The Bondholder's Gamble
President Obama characterized the withholding of funds to GM as a chance to give them 60 days to submit plans for further restructuring, but clearly he has already decided that he would rather try an accelerated bankruptcy to force haircuts on all the key stakeholders. It looks like that will take the form of a good GM and a bad GM.
The Obama administration's auto task force has pressed General Motors to consider a form of bankruptcy that would split the company in two, with one entity containing the unprofitable units and the other in essence becoming the new GM consisting of the company's more successful brands, people familiar with the matter say.
The company prefers not to ever enter bankruptcy because the mere word would stir fear among consumers and further damage sales. But GM will be forced to do so if it fails to win concessions from its bondholders, union and dealers within 60 days. Then bankruptcy court would compel GM stakeholders to make sacrifices, rehabilitating the company by clearing away billions of dollars of debts from its balance sheet.

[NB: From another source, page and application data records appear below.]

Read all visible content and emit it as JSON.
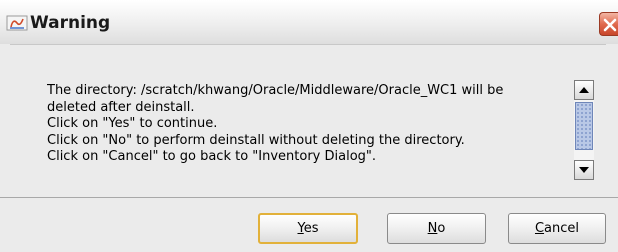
{
  "dialog": {
    "title": "Warning",
    "icon": "java-warning-icon",
    "close_icon": "close-icon"
  },
  "message": {
    "lines": [
      "The directory: /scratch/khwang/Oracle/Middleware/Oracle_WC1 will be",
      "deleted after deinstall.",
      "Click on \"Yes\" to continue.",
      "Click on \"No\" to perform deinstall without deleting the directory.",
      "Click on \"Cancel\" to go back to \"Inventory Dialog\"."
    ]
  },
  "buttons": {
    "yes": {
      "mnemonic": "Y",
      "rest": "es"
    },
    "no": {
      "mnemonic": "N",
      "rest": "o"
    },
    "cancel": {
      "mnemonic": "C",
      "rest": "ancel"
    }
  },
  "colors": {
    "close_button": "#e06b4f",
    "default_button_border": "#e2b13a",
    "scroll_thumb": "#b9c8e6"
  }
}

"They're all options. They're all being studied," Kent Kresa, GM's new chairman, said in an interview. "The preferred [option] is to do it outside of bankruptcy."
You would think this would be the last outcome sought by the bondholders, as their stakes would be crammed down in a bankruptcy court. However, I wondered earlier whether they think they have a better shot from a judge than from a negotiation. And Autoblog reports on another potential reason - they could cash in their credit default swaps.
The bondholders appear to be the biggest obstacle to restructuring. They're not allowing GM to reach its government-mandated target for debt reduction because they would lose much of their investment in the process. According to Denninger, however, the biggest and most savvy of those bondholders could get 100% of their investment back if GM files for bankruptcy. Those bondholders would have had their bonds backed by credit default swaps (CDS), which Denninger supposes would have been written in large part by insurance giant AIG. If that's the case, then we the taxpayers are on the hook to repay 100% of those bonds because the government has agreed to fulfill AIG's CDS collateral obligations.
Thus, these particular bondholders would have no reason to help GM stay afloat by reducing its debt obligations. If GM goes under, they would just wait for checks from the government to be made whole again. Denninger goes on to say that in such a scenario, these bondholders could make even more than 100% of their investment back because the government backing takes place "even if the bonds have a recovery in bankruptcy." The only way to stop this would be for the government to decline to back any more AIG obligations, which could then bankrupt the "too big to fail" AIG depending on its ultimate exposure, but would save GM. Decisions, decisions...
Wow. Just, wow.